‘‘This needs to be curbed by an iron hand,’’ he told a conference of state officials from across India that was called to discuss how to protect women.
He called for changes in the law and the way police investigate cases so justice can be swiftly delivered. Many rape cases are bogged down in India’s overburdened and sluggish court system for years.
‘‘We need a reappraisal of the entire system,’’ he said.
In the wake of the rape, several petitioners appealed to the Supreme Court to take an active role in the issue of women’s safety.
On Friday, the court dismissed a petition asking it to suspend Indian lawmakers accused of crimes against women, saying it doesn’t have jurisdiction, according to the Press Trust of India. The Association for Democratic Reforms, an organization that tracks officials’ criminal records, said six state lawmakers are facing rape prosecutions and two national parliamentarians are facing charges of crimes against women that fall short of rape.

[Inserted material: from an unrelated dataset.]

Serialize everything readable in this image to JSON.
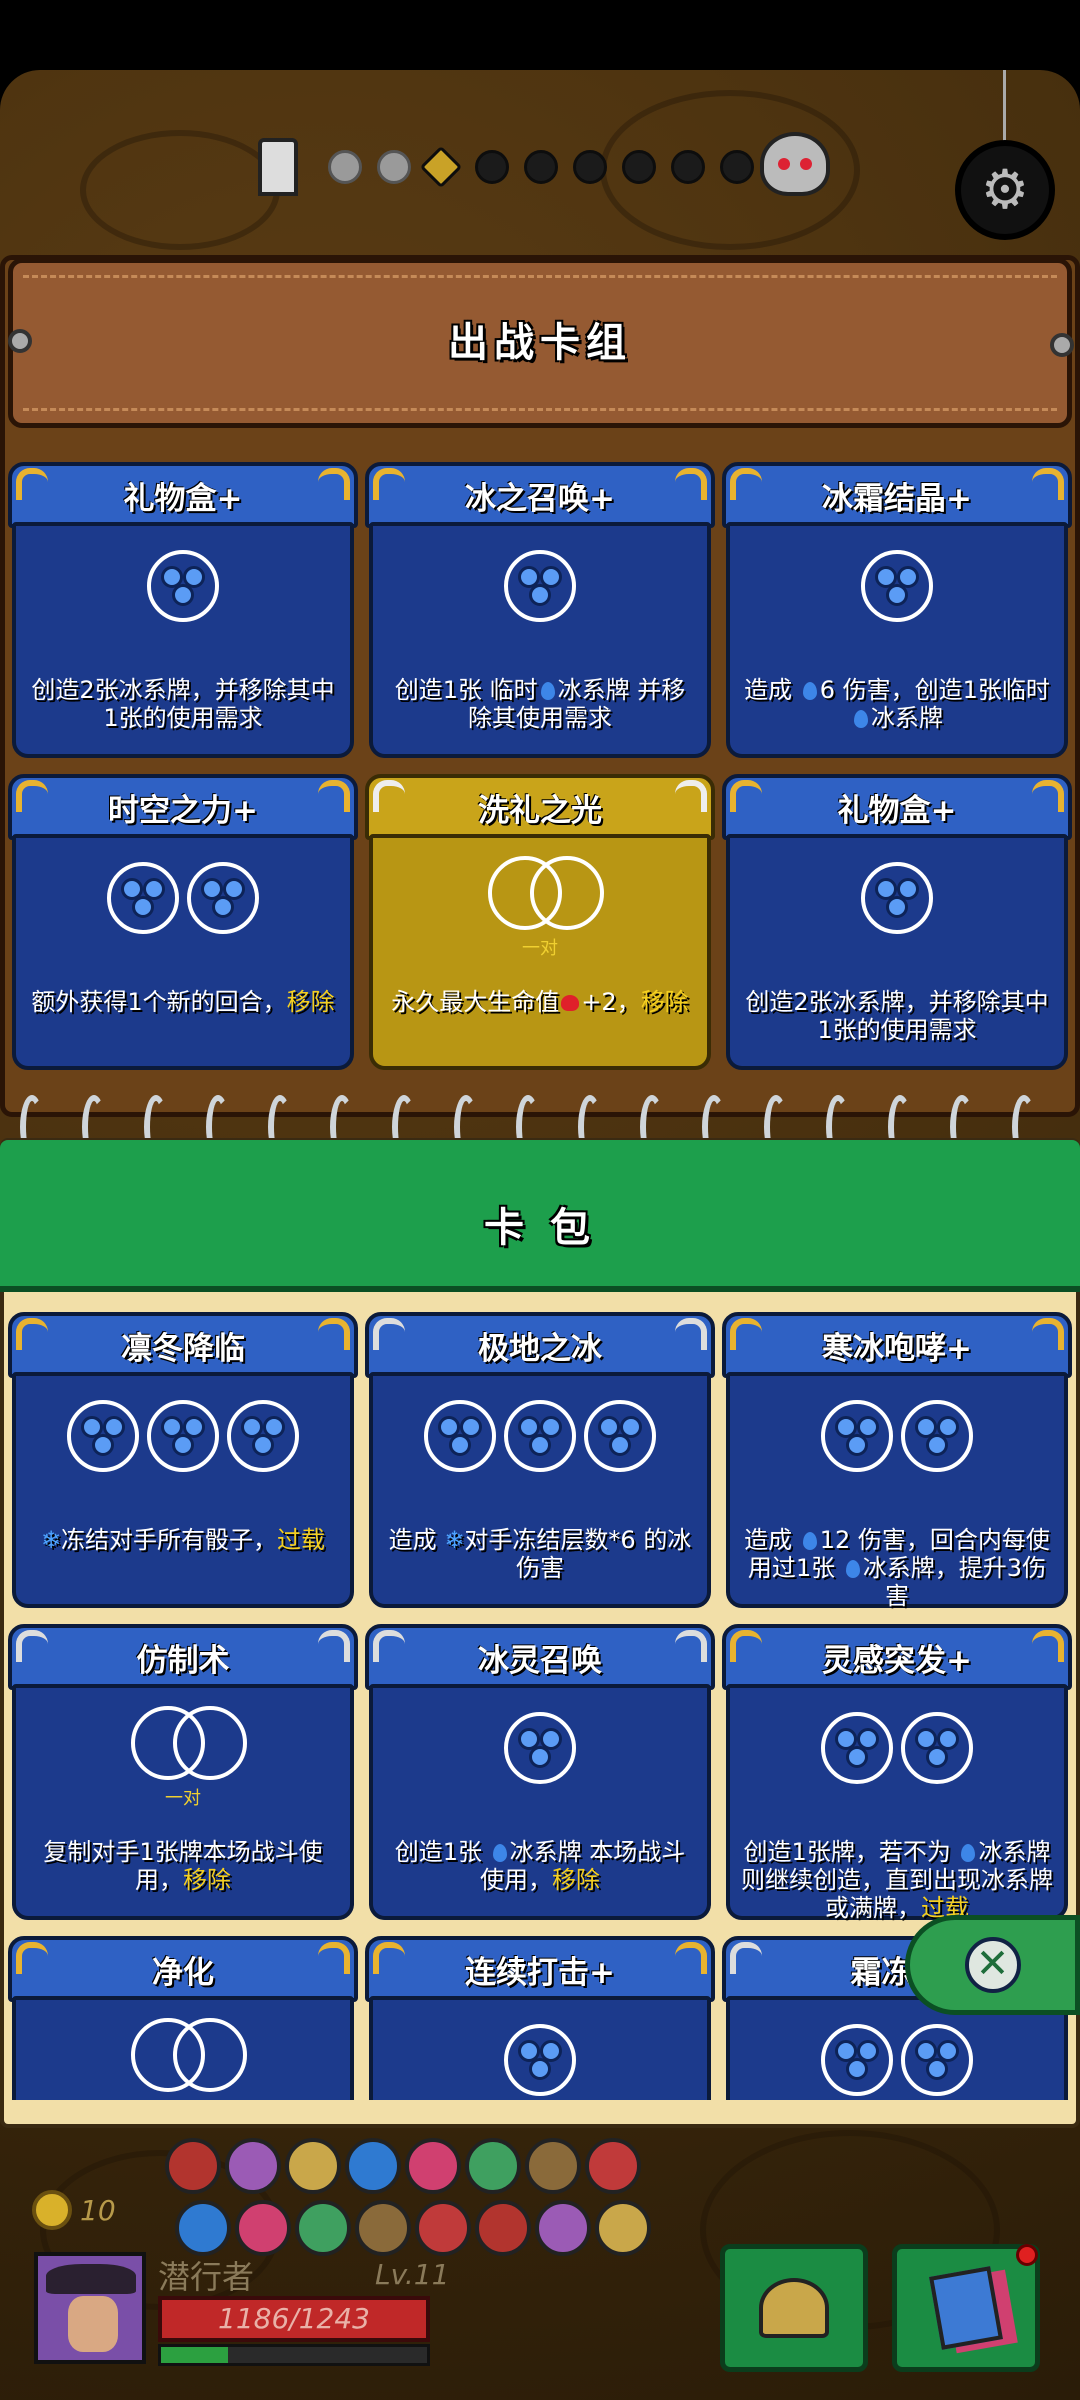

However, the court did agree to look into the widespread creation of more fast-track courts for accused rapists across the country.